Find out what all roads say to Rome! Meet one of the oldest and largest cities in the world during the Old Age. Take a stroll through the Forum, the streets walked by Roman emperors, and climb Palatine Hill to see the remains of their palaces. Visit the center of Rome with its beautiful squares and fountains, the Spanish Staircase and the Pantheon – the only antique building on European soil covered in a dome. Head to the other side of the Tiber River and visit the smallest state in the world – the Vatican, with a large museum, St. Peter’s Basilica, and the Sistine Chapel. And try Roman pasta!
4. DK Eyewitness Rome: 2020 (Travel Guide)
In ancient times, all the roads were fanciful from the capital of the Roman Empire. Rome, or Eternal City, was known as caput Mundi – the capital of the world. He governed the empire extending from Gaul and Spain in the west to Egypt and Asia Minor in the east.
Our guide will introduce you to this capital of the world. Not only was Rome a mecca of art during the Renaissance and a prime destination for wealthy world travelers on their “Grand Tour” in the 19th century, but above all, it retained cosmopolitan influence as the center of Christianity and the seat of the Roman Catholic Church.
5. DK Eyewitness Top 10 Rome (Travel Guide) 2020
This travel guide is the annual book travel guide with the top 10 sightseeing you must visit in this beautiful city.
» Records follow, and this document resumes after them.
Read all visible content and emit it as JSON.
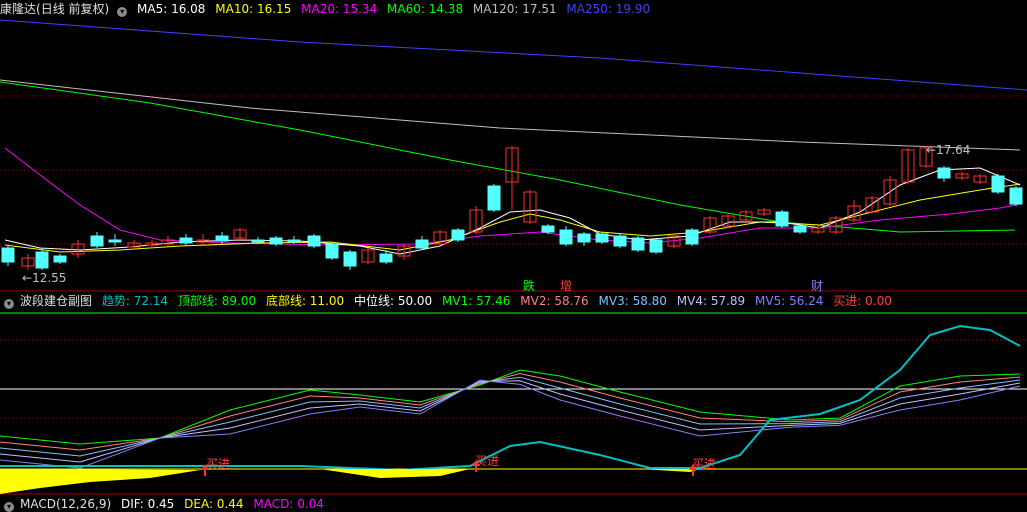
{
  "main_chart": {
    "stock_name": "康隆达",
    "period_label": "(日线 前复权)",
    "ma": [
      {
        "label": "MA5: 16.08",
        "color": "#ffffff"
      },
      {
        "label": "MA10: 16.15",
        "color": "#ffff00"
      },
      {
        "label": "MA20: 15.34",
        "color": "#ff00ff"
      },
      {
        "label": "MA60: 14.38",
        "color": "#00ff00"
      },
      {
        "label": "MA120: 17.51",
        "color": "#c0c0c0"
      },
      {
        "label": "MA250: 19.90",
        "color": "#4040ff"
      }
    ],
    "high_label": "17.64",
    "low_label": "12.55",
    "markers": [
      {
        "text": "跌",
        "color": "#00ff00"
      },
      {
        "text": "增",
        "color": "#ff4040"
      },
      {
        "text": "财",
        "color": "#8080ff"
      }
    ]
  },
  "sub_chart": {
    "title": "波段建仓副图",
    "indicators": [
      {
        "label": "趋势: 72.14",
        "color": "#00c0c0"
      },
      {
        "label": "顶部线: 89.00",
        "color": "#00ff00"
      },
      {
        "label": "底部线: 11.00",
        "color": "#ffff00"
      },
      {
        "label": "中位线: 50.00",
        "color": "#ffffff"
      },
      {
        "label": "MV1: 57.46",
        "color": "#00ff00"
      },
      {
        "label": "MV2: 58.76",
        "color": "#ff8080"
      },
      {
        "label": "MV3: 58.80",
        "color": "#80c0ff"
      },
      {
        "label": "MV4: 57.89",
        "color": "#c0c0ff"
      },
      {
        "label": "MV5: 56.24",
        "color": "#8080ff"
      },
      {
        "label": "买进: 0.00",
        "color": "#ff4040"
      }
    ],
    "buy_labels": [
      "买进",
      "买进",
      "买进"
    ]
  },
  "macd": {
    "title": "MACD(12,26,9)",
    "dif": "DIF: 0.45",
    "dea": "DEA: 0.44",
    "macd": "MACD: 0.04"
  },
  "colors": {
    "up": "#ff3030",
    "down": "#54ffff",
    "grid": "#a00000"
  }
}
The location of the town is closer to the carefree south of Italy than the bustling north. Yet Rome is not a city of stagnation. Throughout the 27 centuries of its existence, it has witnessed the birth and decline of various empires, the arrivals, and departures of popes and emperors, the flourishing and weakening of artistic movements. Even as a modern European city, Rome does not live off its old glory, but is actively fulfilling the role of a modern political and business center as it seeks to preserve its unique cultural heritage.
6. Glam Italia! 101 Fabulous Things to Do in Rome
A guide designed for as many adventure hunters as first-class travelers – perfect for every trip and pocket! It is easy to use and fits easily into any bag. Be sure to experience the best in the city of art, excellent cuisine and wine, beautiful shops, and lavish architecture. Discover the most beautiful places in the Vatican, the most attractive shops, the most significant Roman artists and their works, museums, and galleries. You have to visit areas of the best fun for your children, the most pleasant restaurants in all parts of the city, the most comfortable hotels for everyone’s pocket and much more in one of Europe’s oldest and most beautiful metropolises.
7. Fodor’s Rome (Full-color Travel Guide)
This book guide will help you make the most of your stay in Rome with the least practical difficulty. Carefully researched information and tips on hotels, shops, and markets, restaurants, and cafes, sports activities and entertainment are here. The book provides tips from locals as well as detailed city maps, so you don’t get lost.